Friday 23 March 2012


First published as part of a calendar in 1993 to celebrate the reopening of the Music shop in Stephen's Street (Charles Byrne Musik Instrumente, est 1870)


As each note trembles
rises, quivers, dies,
so seasons turn -
and after sunrise, dusk and night
as bright to dark
as year will follow year
and out of Winter's dark embrace
comes earth in all its Summer's grace;
as out of one man's lonely hours
a cathedral built of Music towers
and from the pile of broken quills
a poetess her stanza spills;
as out of childhood's broken dreams
the adult learns what freedom means -
in every night, one evening star
so travellers see home from afar
and from their errors men grow wise
as from the ashes, Phoenix rise.


Wednesday 7 March 2012

Bród, a poem.... #bródclub #Irish

RTE have a great initiative going at the moment thanks to Bernard Dunne

The idea is to get 100,00 Irish people who like me, have some Irish but rarely use it, to start using it again. Dig it out, root through your memory and sprinkle a cúpla focail through your conversations and texts and facebook status updates throughout the day.

I can read Irish fairly well but my spoken Irish is horribly rusty and my grammar was non existent (thanks, school!) til I did a Gael Linn course a few years ago. I still have terrible grammar but thanks to the excellent course I now know what I should be doing to re-learn the rotten Irish we were taught in school and make it better. I kept telling myself that all I need is the time, but you know what? I'll never have the time. So I am taking up the Bród challenge, not putting it off any longer and trying to reawaken then Irish I have and hopefully make it better as I go.

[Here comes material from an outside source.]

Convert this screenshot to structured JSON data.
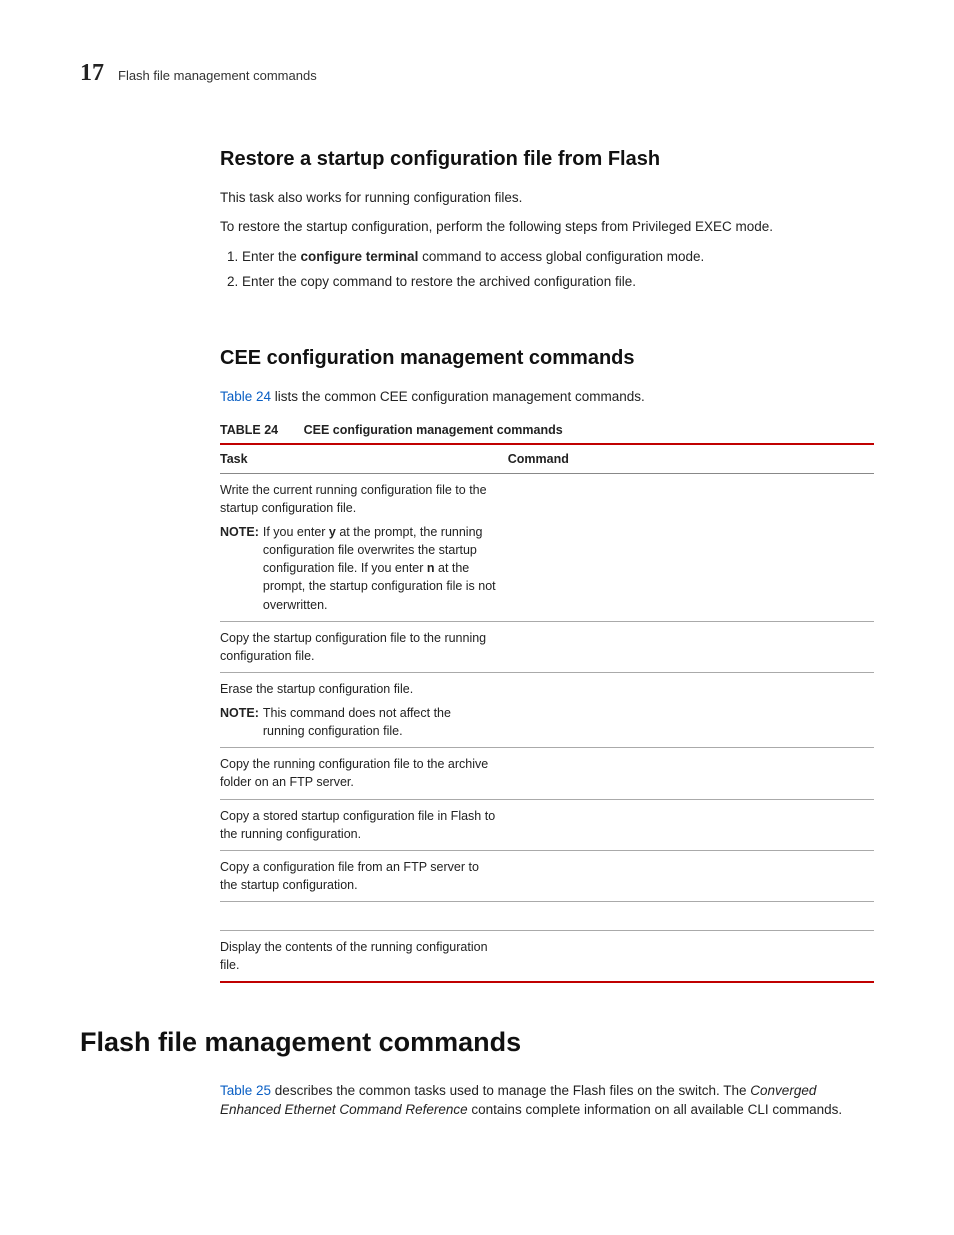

This inspired the poem below. My readers know that many of the forms and structures of my poems come from the Irish, from poems and poetry half remembered, and poetic forms that intrigued me far more than their English counterparts. So I owe a debt of gratitude to my langauge.


I searched through the foclóir of my life
Looking for my roots, mo Teach, mo Tuath is mo Tir
And found some little treasures I’d forgotten
Little seoda
buried here and there.
I found my bród hidden under layers
Of fear, of criticism and of failure.
I found mo grá in sound and form that flowed.
And in the words of poets long departed,
Found mo teanga náisiúnta
– still great and open-hearted.